(Items from an interface collection)
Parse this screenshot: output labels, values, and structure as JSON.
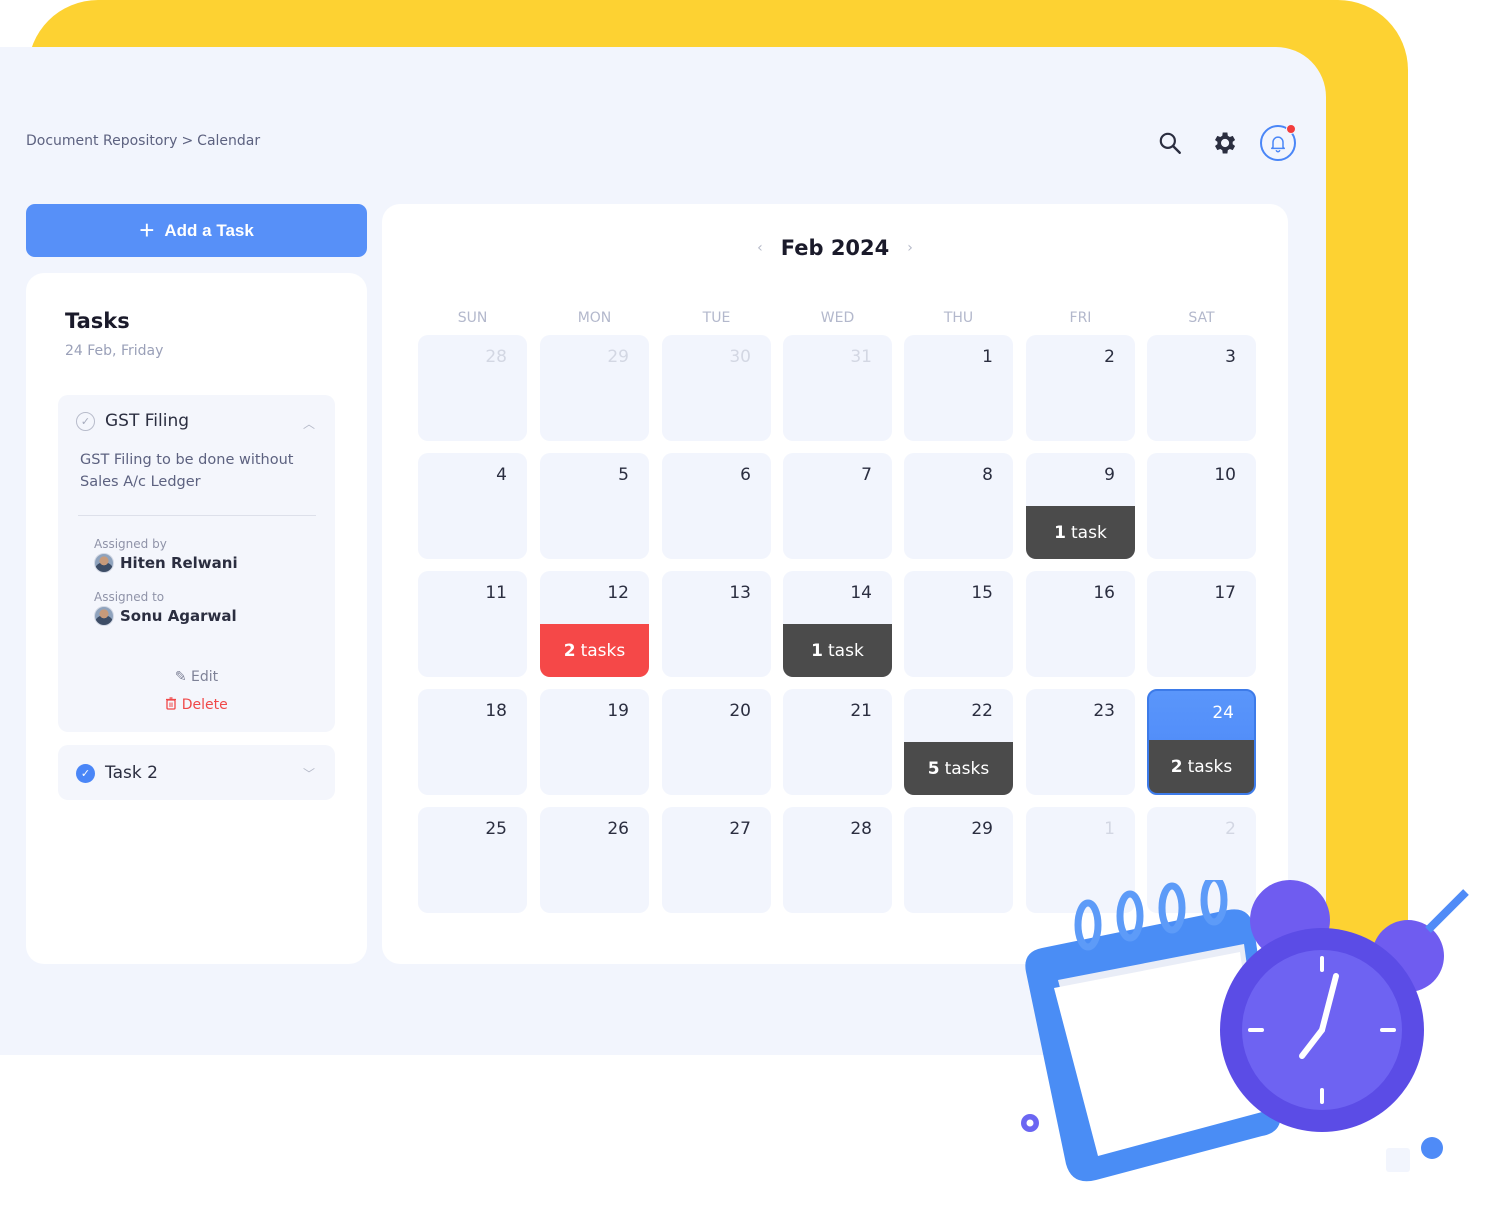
{
  "breadcrumb": {
    "parent": "Document Repository",
    "separator": ">",
    "current": "Calendar"
  },
  "header": {
    "icons": [
      "search-icon",
      "gear-icon",
      "bell-icon"
    ],
    "accent": "#4A86F7",
    "notification_color": "#F33D3D"
  },
  "add_task": {
    "label": "Add a Task",
    "icon": "plus-icon"
  },
  "tasks_panel": {
    "title": "Tasks",
    "date": "24 Feb, Friday",
    "tasks": [
      {
        "name": "GST Filing",
        "done": false,
        "expanded": true,
        "description": "GST Filing to be done without Sales A/c Ledger",
        "assigned_by_label": "Assigned by",
        "assigned_by": "Hiten Relwani",
        "assigned_to_label": "Assigned to",
        "assigned_to": "Sonu Agarwal",
        "edit_label": "Edit",
        "delete_label": "Delete"
      },
      {
        "name": "Task 2",
        "done": true,
        "expanded": false
      }
    ]
  },
  "calendar": {
    "month_label": "Feb 2024",
    "weekdays": [
      "SUN",
      "MON",
      "TUE",
      "WED",
      "THU",
      "FRI",
      "SAT"
    ],
    "task_word_singular": "task",
    "task_word_plural": "tasks",
    "weeks": [
      [
        {
          "day": "28",
          "outside": true
        },
        {
          "day": "29",
          "outside": true
        },
        {
          "day": "30",
          "outside": true
        },
        {
          "day": "31",
          "outside": true
        },
        {
          "day": "1"
        },
        {
          "day": "2"
        },
        {
          "day": "3"
        }
      ],
      [
        {
          "day": "4"
        },
        {
          "day": "5"
        },
        {
          "day": "6"
        },
        {
          "day": "7"
        },
        {
          "day": "8"
        },
        {
          "day": "9",
          "tasks": 1,
          "chip": "dark"
        },
        {
          "day": "10"
        }
      ],
      [
        {
          "day": "11"
        },
        {
          "day": "12",
          "tasks": 2,
          "chip": "red"
        },
        {
          "day": "13"
        },
        {
          "day": "14",
          "tasks": 1,
          "chip": "dark"
        },
        {
          "day": "15"
        },
        {
          "day": "16"
        },
        {
          "day": "17"
        }
      ],
      [
        {
          "day": "18"
        },
        {
          "day": "19"
        },
        {
          "day": "20"
        },
        {
          "day": "21"
        },
        {
          "day": "22",
          "tasks": 5,
          "chip": "dark"
        },
        {
          "day": "23"
        },
        {
          "day": "24",
          "tasks": 2,
          "chip": "dark",
          "selected": true
        }
      ],
      [
        {
          "day": "25"
        },
        {
          "day": "26"
        },
        {
          "day": "27"
        },
        {
          "day": "28"
        },
        {
          "day": "29"
        },
        {
          "day": "1",
          "outside": true
        },
        {
          "day": "2",
          "outside": true
        }
      ]
    ],
    "colors": {
      "selected": "#4A86F7",
      "chip_dark": "#4B4B4B",
      "chip_red": "#F54848",
      "cell_bg": "#F2F5FD"
    }
  },
  "decoration": {
    "icons": [
      "calendar-3d-icon",
      "alarm-clock-icon"
    ]
  }
}
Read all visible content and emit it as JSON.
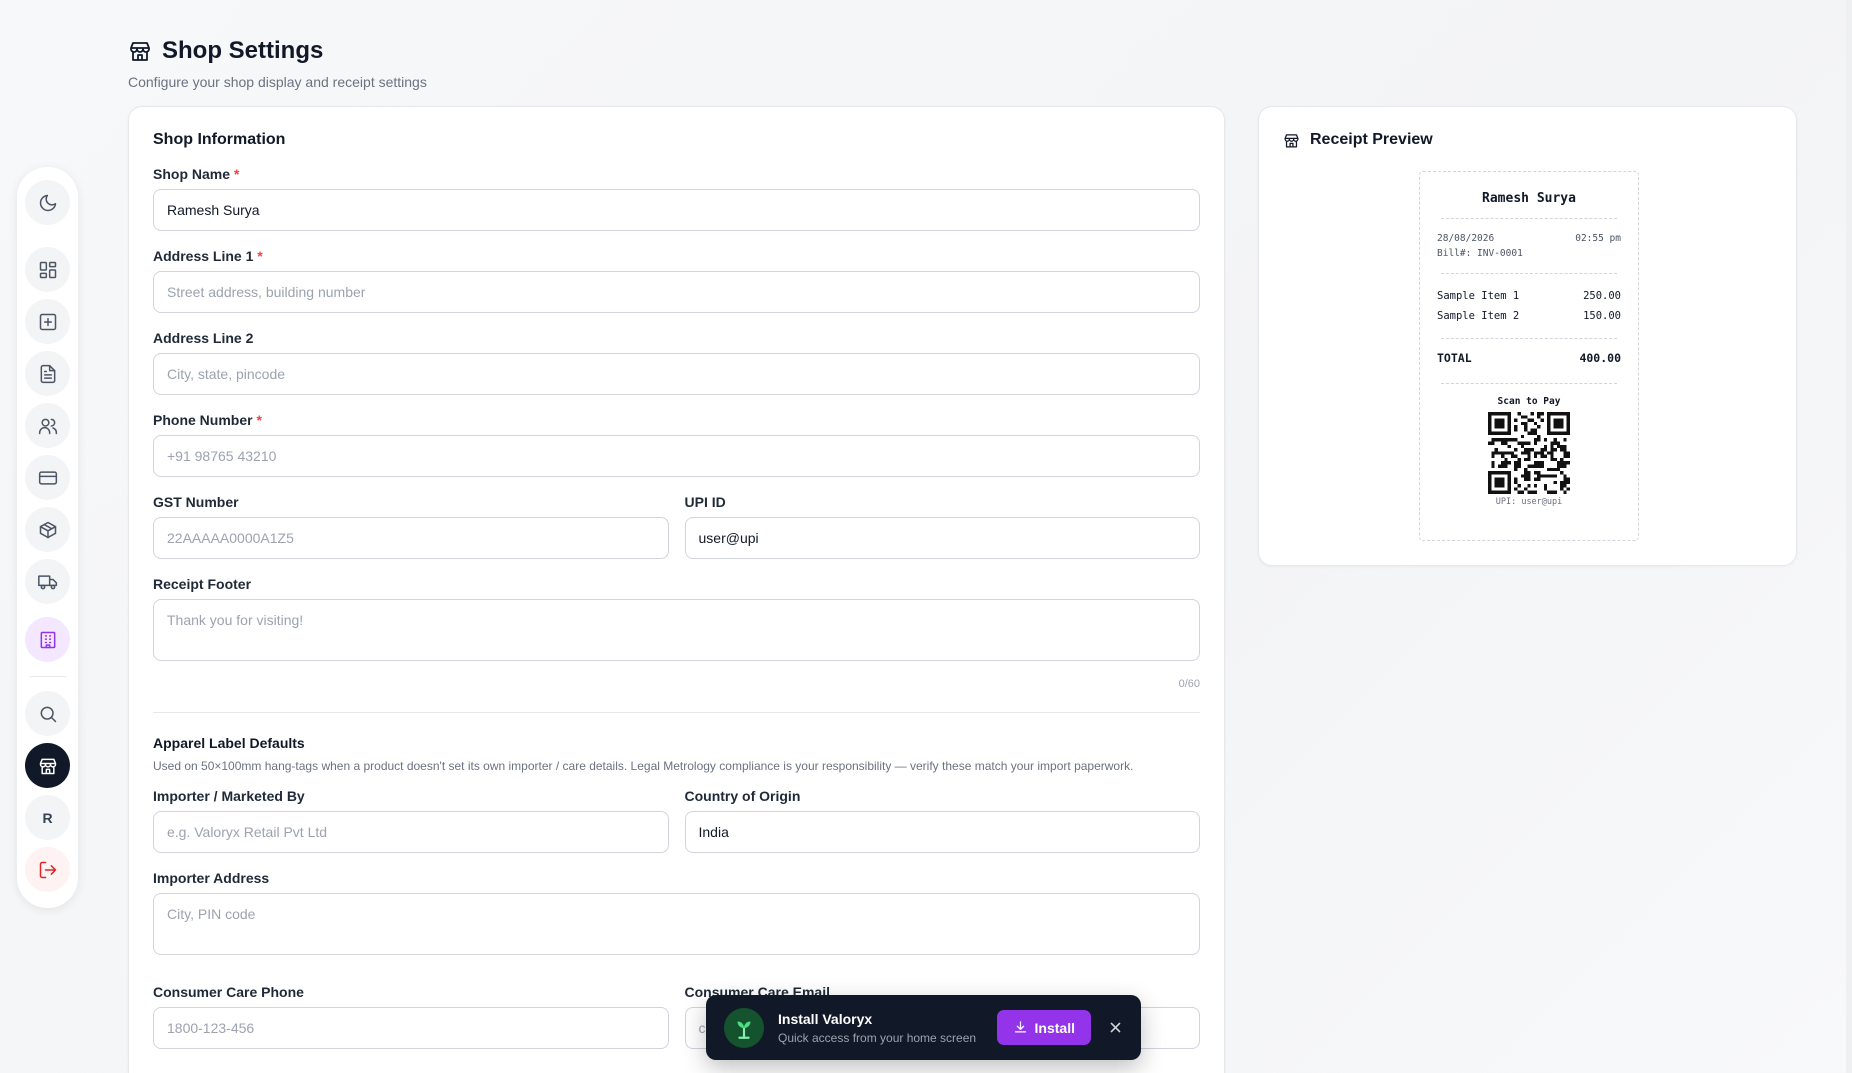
{
  "header": {
    "title": "Shop Settings",
    "subtitle": "Configure your shop display and receipt settings"
  },
  "sidebar": {
    "items": [
      {
        "icon": "moon-icon"
      },
      {
        "icon": "dashboard-icon"
      },
      {
        "icon": "new-bill-icon"
      },
      {
        "icon": "document-icon"
      },
      {
        "icon": "users-icon"
      },
      {
        "icon": "card-icon"
      },
      {
        "icon": "package-icon"
      },
      {
        "icon": "truck-icon"
      },
      {
        "icon": "building-icon"
      },
      {
        "icon": "search-icon"
      },
      {
        "icon": "store-icon"
      },
      {
        "icon": "user-initial"
      },
      {
        "icon": "logout-icon"
      }
    ],
    "user_initial": "R"
  },
  "shop_info": {
    "title": "Shop Information",
    "shop_name": {
      "label": "Shop Name",
      "required": "*",
      "value": "Ramesh Surya"
    },
    "address1": {
      "label": "Address Line 1",
      "required": "*",
      "placeholder": "Street address, building number"
    },
    "address2": {
      "label": "Address Line 2",
      "placeholder": "City, state, pincode"
    },
    "phone": {
      "label": "Phone Number",
      "required": "*",
      "placeholder": "+91 98765 43210"
    },
    "gst": {
      "label": "GST Number",
      "placeholder": "22AAAAA0000A1Z5"
    },
    "upi": {
      "label": "UPI ID",
      "value": "user@upi"
    },
    "footer": {
      "label": "Receipt Footer",
      "placeholder": "Thank you for visiting!",
      "counter": "0/60"
    }
  },
  "apparel": {
    "title": "Apparel Label Defaults",
    "description": "Used on 50×100mm hang-tags when a product doesn't set its own importer / care details. Legal Metrology compliance is your responsibility — verify these match your import paperwork.",
    "importer": {
      "label": "Importer / Marketed By",
      "placeholder": "e.g. Valoryx Retail Pvt Ltd"
    },
    "country": {
      "label": "Country of Origin",
      "value": "India"
    },
    "importer_address": {
      "label": "Importer Address",
      "placeholder": "City, PIN code"
    },
    "care_phone": {
      "label": "Consumer Care Phone",
      "placeholder": "1800-123-456"
    },
    "care_email": {
      "label": "Consumer Care Email",
      "placeholder": "c"
    }
  },
  "preview": {
    "title": "Receipt Preview",
    "receipt": {
      "shop_name": "Ramesh Surya",
      "date": "28/08/2026",
      "time": "02:55 pm",
      "bill_no": "Bill#: INV-0001",
      "items": [
        {
          "name": "Sample Item 1",
          "price": "250.00"
        },
        {
          "name": "Sample Item 2",
          "price": "150.00"
        }
      ],
      "total_label": "TOTAL",
      "total_value": "400.00",
      "scan_label": "Scan to Pay",
      "upi_line": "UPI: user@upi"
    }
  },
  "install_toast": {
    "title": "Install Valoryx",
    "subtitle": "Quick access from your home screen",
    "button_label": "Install"
  },
  "colors": {
    "accent": "#9333ea",
    "required": "#ef4444",
    "active_nav": "#111827",
    "logout": "#dc2626"
  }
}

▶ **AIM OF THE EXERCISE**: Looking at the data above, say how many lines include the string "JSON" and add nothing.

▶ **WORKED SOLUTION**: 2